The choice of the classification algorithm is particularly important, as this will determine the ‘real’ classification accuracy and will ensure that the number of variables is kept to a minimum.
It is vital that the algorithm can cross-validate its output. The goal of cross-validation is to use part of the data to train the model (identify the model coefficients) and part of the data to test the model (validation process). Cross-validation allows limiting problems like overfitting and helps building a model that will have a high classification accuracy not only for the respondents in the sample used for the segmentation, but also for new respondents not included in the segmentation study.
An algorithm not tested via cross-validation might have a high prediction accuracy on the sample data (e.g., 90%), but is likely to have a much lower prediction accuracy on new data (e.g., 40%).
The only way to ensure high prediction accuracy on new data is to test the model results via cross-validation.
R-sw Discriminant is a R-sw module specifically developed for segmentation typing tools (also known as allocation tools). It is the only commercial software that:
- allows cross-validating the results during the selection process (leading to better models), not only cross-validating the discriminant model after this has been chosen;
- produces a full step-by-step report at each step of the selection process;
- has got a built-in Genetic Algorithm allowing a very efficient selection process, typically leading to the identification of a set of variables with a higher classification accuracy than standard algorithms;
- comes with a fully-customizable Excel allocation tool, allowing the user to quickly develop new accurate, user-friendly and graphically appealing allocation tools.
Example of Report (first step only)
The function DA.report available in R-sw Discriminant produces a step-by-step report of the selection process, inclusive of the classification accuracy achievable by considering subsets of the specified variables.

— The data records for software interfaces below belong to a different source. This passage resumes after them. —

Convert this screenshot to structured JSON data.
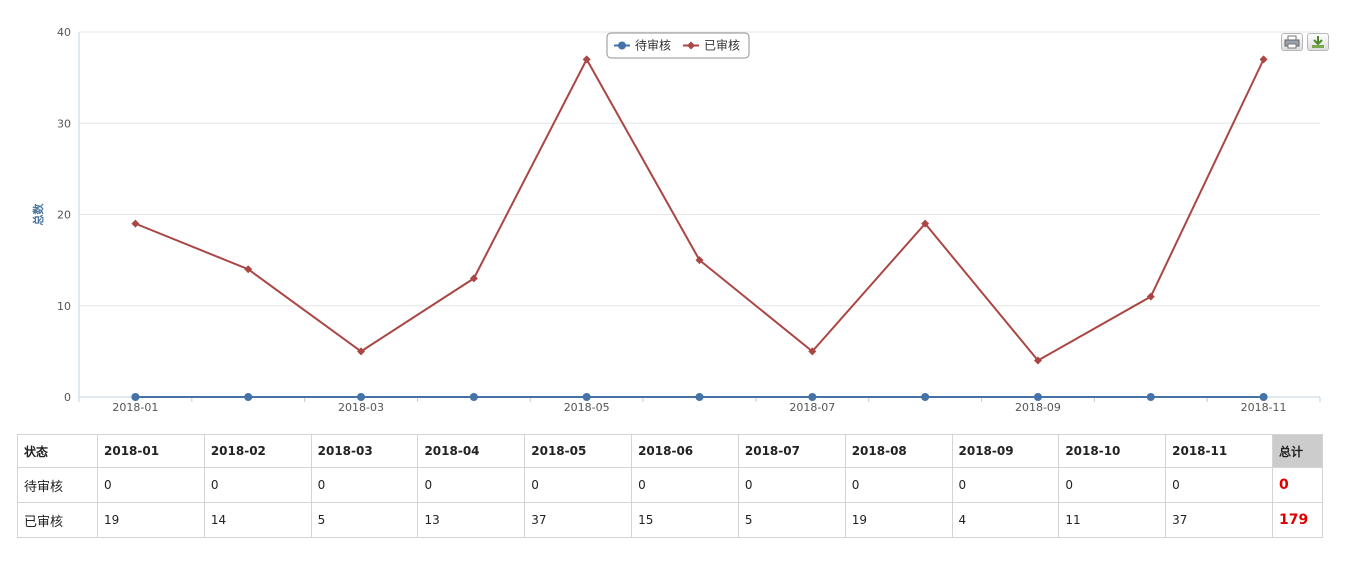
{
  "chart_data": {
    "type": "line",
    "categories": [
      "2018-01",
      "2018-02",
      "2018-03",
      "2018-04",
      "2018-05",
      "2018-06",
      "2018-07",
      "2018-08",
      "2018-09",
      "2018-10",
      "2018-11"
    ],
    "x_tick_labels": [
      "2018-01",
      "2018-03",
      "2018-05",
      "2018-07",
      "2018-09",
      "2018-11"
    ],
    "y_ticks": [
      0,
      10,
      20,
      30,
      40
    ],
    "ylim": [
      0,
      40
    ],
    "ylabel": "总数",
    "title": "",
    "grid": true,
    "legend_position": "top-center",
    "series": [
      {
        "name": "待审核",
        "color": "#4572A7",
        "marker": "circle",
        "values": [
          0,
          0,
          0,
          0,
          0,
          0,
          0,
          0,
          0,
          0,
          0
        ]
      },
      {
        "name": "已审核",
        "color": "#AA4643",
        "marker": "diamond",
        "values": [
          19,
          14,
          5,
          13,
          37,
          15,
          5,
          19,
          4,
          11,
          37
        ]
      }
    ]
  },
  "table": {
    "header_label": "状态",
    "total_label": "总计",
    "columns": [
      "2018-01",
      "2018-02",
      "2018-03",
      "2018-04",
      "2018-05",
      "2018-06",
      "2018-07",
      "2018-08",
      "2018-09",
      "2018-10",
      "2018-11"
    ],
    "rows": [
      {
        "label": "待审核",
        "values": [
          "0",
          "0",
          "0",
          "0",
          "0",
          "0",
          "0",
          "0",
          "0",
          "0",
          "0"
        ],
        "total": "0"
      },
      {
        "label": "已审核",
        "values": [
          "19",
          "14",
          "5",
          "13",
          "37",
          "15",
          "5",
          "19",
          "4",
          "11",
          "37"
        ],
        "total": "179"
      }
    ]
  },
  "toolbar": {
    "print_icon": "print-icon",
    "export_icon": "download-icon"
  }
}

Variables are added or removed one at-a-time. A subset of variables can be forced into the models. Cross-validation through repeated random sub-sampling validation can be performed at each step to ensure minimal overfitting and thus identify relationships in the data that hold in general.
Through a Genetic Algorithm, the function genetic.DA allows the identification of the combination of variables with the highest classification accuracy from the set of variables specified. Cross-validation through repeated random sub-sampling validation can be performed at each iteration to estimate the correct prediction rate of the discriminant model.
The function discriminant.analysis performs linear or quadratic discriminant analysis on a specific set of variables and returns a set of coefficients to be used in a typing / allocation tool. Cross-validation through repeated random sub-sampling validation can be performed to estimate the correct prediction rate of the discriminant model.
The function predict.DA predicts group / cluster membership for a new set of records based on a linear or quadratic discriminant model.